How a costume drama became a Sunday night staple
Miliband promises no stamp duty for first-time buyers as he pushes Tories on housing

Miliband promises no stamp duty for first-time buyers

Labour leader pushes Tories on housing
Aviation history is littered with grand failures - from the the Bristol Brabazon to Concorde - but what went wrong with the SuperJumbo?

Aviation history is littered with grand failures

But what went wrong with the SuperJumbo?
Fear of Putin, Islamists and immigration is giving rise to a new generation of Soviet-style 'iron curtains' right across Europe

Fortress Europe?

Fear of Putin, Islamists and immigration is giving rise to a new generation of 'iron curtains'
Never mind what you're wearing, it's what you're reclining on

Never mind what you're wearing

It's what you're reclining on that matters
General Election 2015: Chuka Umunna on the benefits of immigration, humility – and his leader Ed Miliband

Chuka Umunna: A virus of racism runs through Ukip

The shadow business secretary on the benefits of immigration, humility – and his leader Ed Miliband
Yemen crisis: This exotic war will soon become Europe's problem

Yemen's exotic war will soon affect Europe

Terrorism and boatloads of desperate migrants will be the outcome of the Saudi air campaign, says Patrick Cockburn
Marginal Streets project aims to document voters in the run-up to the General Election

Marginal Streets project documents voters

Independent photographers Joseph Fox and Orlando Gili are uploading two portraits of constituents to their website for each day of the campaign
Game of Thrones: Visit the real-life kingdom of Westeros to see where violent history ends and telly tourism begins

The real-life kingdom of Westeros

Is there something a little uncomfortable about Game of Thrones shooting in Northern Ireland?
How to survive a social-media mauling, by the tough women of Twitter

How to survive a Twitter mauling

Mary Beard, Caroline Criado-Perez, Louise Mensch, Bunny La Roche and Courtney Barrasford reveal how to trounce the trolls
Gallipoli centenary: At dawn, the young remember the young who perished in one of the First World War's bloodiest battles

At dawn, the young remember the young

A century ago, soldiers of the Empire – many no more than boys – spilt on to Gallipoli’s beaches.
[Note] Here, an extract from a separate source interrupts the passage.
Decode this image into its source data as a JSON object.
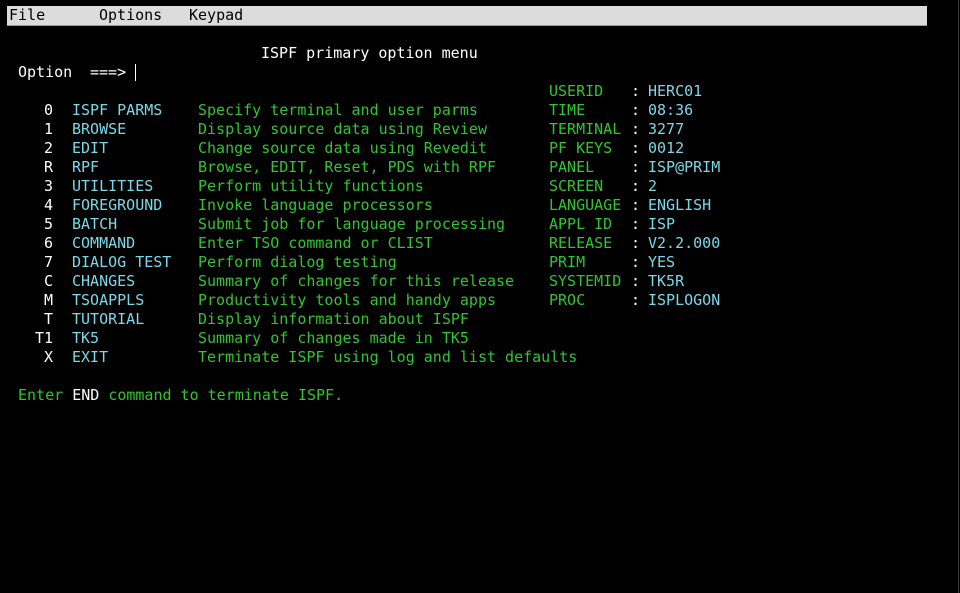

On this 100th Anzac Day, there are personal, poetic tributes to their sacrifice
Dissent is slowly building against the billions spent on presidential campaigns – even among politicians themselves

Follow the money as never before

Dissent is slowly building against the billions spent on presidential campaigns – even among politicians themselves, reports Rupert Cornwell
Samuel West interview: The actor and director on austerity, unionisation, and not mentioning his famous parents

Samuel West interview

The actor and director on austerity, unionisation, and not mentioning his famous parents
General Election 2015: Imagine if the leading political parties were fashion labels

Imagine if the leading political parties were fashion labels

Fashion editor, Alexander Fury, on what the leaders' appearances tell us about them
Phumzile Mlambo-Ngcuka: Home can be the unsafest place for women

Phumzile Mlambo-Ngcuka: Home can be the unsafest place for women

The architect of the HeForShe movement and head of UN Women on the world's failure to combat domestic violence